Roles for the endocannabinoid system in ethanol-motivated behavior.

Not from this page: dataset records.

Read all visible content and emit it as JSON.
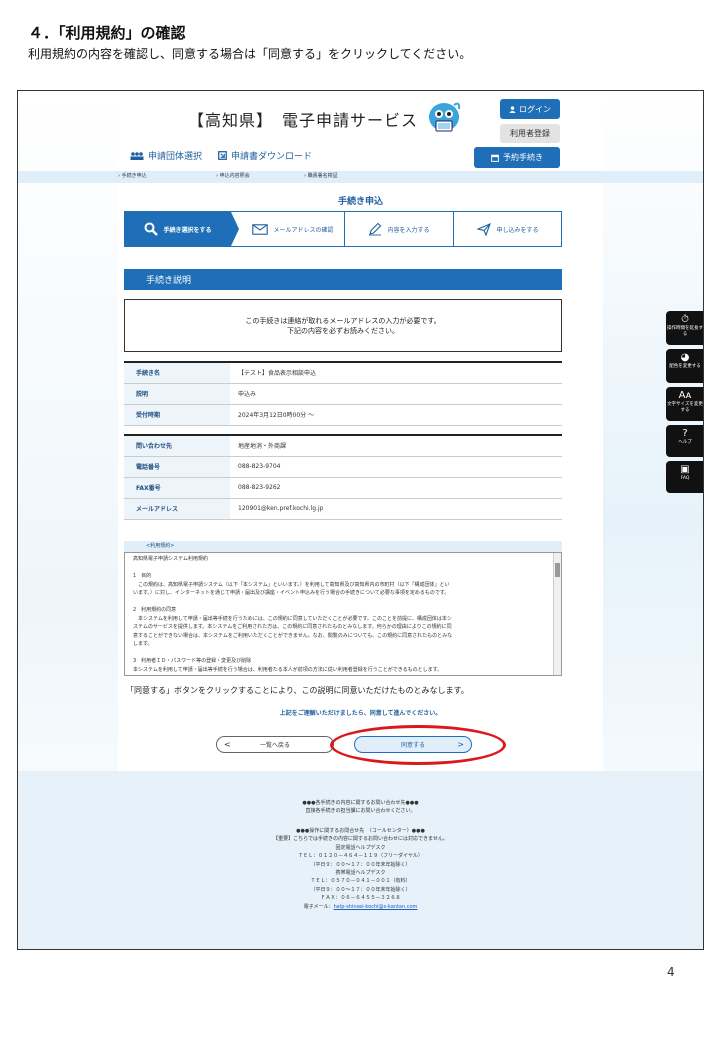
{
  "doc": {
    "heading": "４．「利用規約」の確認",
    "subheading": "利用規約の内容を確認し、同意する場合は「同意する」をクリックしてください。",
    "page_number": "4"
  },
  "header": {
    "title": "【高知県】　電子申請サービス",
    "login_label": "ログイン",
    "register_label": "利用者登録",
    "nav": [
      {
        "label": "申請団体選択",
        "icon": "group-icon"
      },
      {
        "label": "申請書ダウンロード",
        "icon": "download-icon"
      }
    ],
    "reserve_label": "予約手続き"
  },
  "breadcrumbs": [
    "› 手続き申込",
    "› 申込内容照会",
    "› 職責署名検証"
  ],
  "page_title": "手続き申込",
  "steps": [
    {
      "label": "手続き選択をする",
      "icon": "search-icon",
      "active": true
    },
    {
      "label": "メールアドレスの確認",
      "icon": "mail-icon",
      "active": false
    },
    {
      "label": "内容を入力する",
      "icon": "pen-icon",
      "active": false
    },
    {
      "label": "申し込みをする",
      "icon": "send-icon",
      "active": false
    }
  ],
  "section_title": "手続き説明",
  "notice": {
    "line1": "この手続きは連絡が取れるメールアドレスの入力が必要です。",
    "line2": "下記の内容を必ずお読みください。"
  },
  "procedure_table": [
    {
      "label": "手続き名",
      "value": "【テスト】食品表示相談申込"
    },
    {
      "label": "説明",
      "value": "申込み"
    },
    {
      "label": "受付時期",
      "value": "2024年3月12日0時00分 ～"
    }
  ],
  "contact_table": [
    {
      "label": "問い合わせ先",
      "value": "地産地消・外商課"
    },
    {
      "label": "電話番号",
      "value": "088-823-9704"
    },
    {
      "label": "FAX番号",
      "value": "088-823-9262"
    },
    {
      "label": "メールアドレス",
      "value": "120901@ken.pref.kochi.lg.jp"
    }
  ],
  "terms": {
    "label": "<利用規約>",
    "title": "高知県電子申請システム利用規約",
    "body": [
      "",
      "1　目的",
      "　この規約は、高知県電子申請システム（以下「本システム」といいます。）を利用して高知県及び高知県内の市町村（以下「構成団体」とい",
      "います。）に対し、インターネットを通じて申請・届出及び講座・イベント申込みを行う場合の手続きについて必要な事項を定めるものです。",
      "",
      "2　利用規約の同意",
      "　本システムを利用して申請・届出等手続を行うためには、この規約に同意していただくことが必要です。このことを前提に、構成団体は本シ",
      "ステムのサービスを提供します。本システムをご利用された方は、この規約に同意されたものとみなします。何らかの理由によりこの規約に同",
      "意することができない場合は、本システムをご利用いただくことができません。なお、閲覧のみについても、この規約に同意されたものとみな",
      "します。",
      "",
      "3　利用者ＩＤ・パスワード等の登録・変更及び削除",
      "本システムを利用して申請・届出等手続を行う場合は、利用者たる本人が前項の方法に従い利用者登録を行うことができるものとします。"
    ]
  },
  "agree_note": "「同意する」ボタンをクリックすることにより、この説明に同意いただけたものとみなします。",
  "proceed_note": "上記をご理解いただけましたら、同意して進んでください。",
  "buttons": {
    "back_label": "一覧へ戻る",
    "back_arrow": "<",
    "agree_label": "同意する",
    "agree_arrow": ">"
  },
  "footer": {
    "lines_a": [
      "●●●各手続きの内容に関するお問い合わせ先●●●",
      "直接各手続きの担当課にお問い合わせください。"
    ],
    "lines_b": [
      "●●●操作に関するお問合せ先　（コールセンター）●●●",
      "【重要】こちらでは手続きの内容に関するお問い合わせには対応できません。",
      "固定電話ヘルプデスク",
      "ＴＥＬ：０１２０－４６４－１１９（フリーダイヤル）",
      "（平日９：００～１７：００年末年始除く）",
      "携帯電話ヘルプデスク",
      "ＴＥＬ：０５７０－０４１－００１（有料）",
      "（平日９：００～１７：００年末年始除く）",
      "ＦＡＸ：０６－６４５５－３２６８"
    ],
    "email_prefix": "電子メール：",
    "email": "help-shinsei-kochi@s-kantan.com"
  },
  "side_tools": [
    {
      "label": "操作時間を延長する",
      "icon": "timer-icon"
    },
    {
      "label": "配色を変更する",
      "icon": "palette-icon"
    },
    {
      "label": "文字サイズを変更する",
      "icon": "font-size-icon"
    },
    {
      "label": "ヘルプ",
      "icon": "help-icon"
    },
    {
      "label": "FAQ",
      "icon": "faq-icon"
    }
  ],
  "colors": {
    "brand": "#1f6fb8",
    "highlight": "#d9191c",
    "light": "#dfeef8"
  }
}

Recent studies have indicated a role for the endocannabinoid system in ethanol-related behaviors. This study examined the effect of pharmacological activation, blockade, and genetic deletion of the CB(1) receptors on ethanol-drinking behavior in ethanol preferring C57BL/6J (B6) and ethanol nonpreferring DBA/2J (D2) mice. The deletion of CB(1) receptor significantly reduced the ethanol preference. Although the stimulation of the CB(1) receptor by CP-55,940 markedly increased the ethanol preference, this effect was found to be greater in B6 than in D2 mice. The antagonism of CB(1) receptor function by SR141716A led to a significant reduction in voluntary ethanol preference in B6 than D2 mice. A significant lower hypothermic and greater sedative response to acute ethanol administration was observed in both the strains of CB(1) -/- mice than wild-type mice. Interestingly, genetic deletion and pharmacological blockade of the CB(1) receptor produced a marked reduction in severity of handling-induced convulsion in both the strains. The radioligand binding studies revealed significantly higher levels of CB(1) receptor-stimulated G-protein activation in the striatum of B6 compared to D2 mice. Innate differences in the CB(1) receptor function might be one of the contributing factors for higher ethanol drinking behavior. The antagonists of the CB(1) receptor may have therapeutic potential in the treatment of ethanol dependence.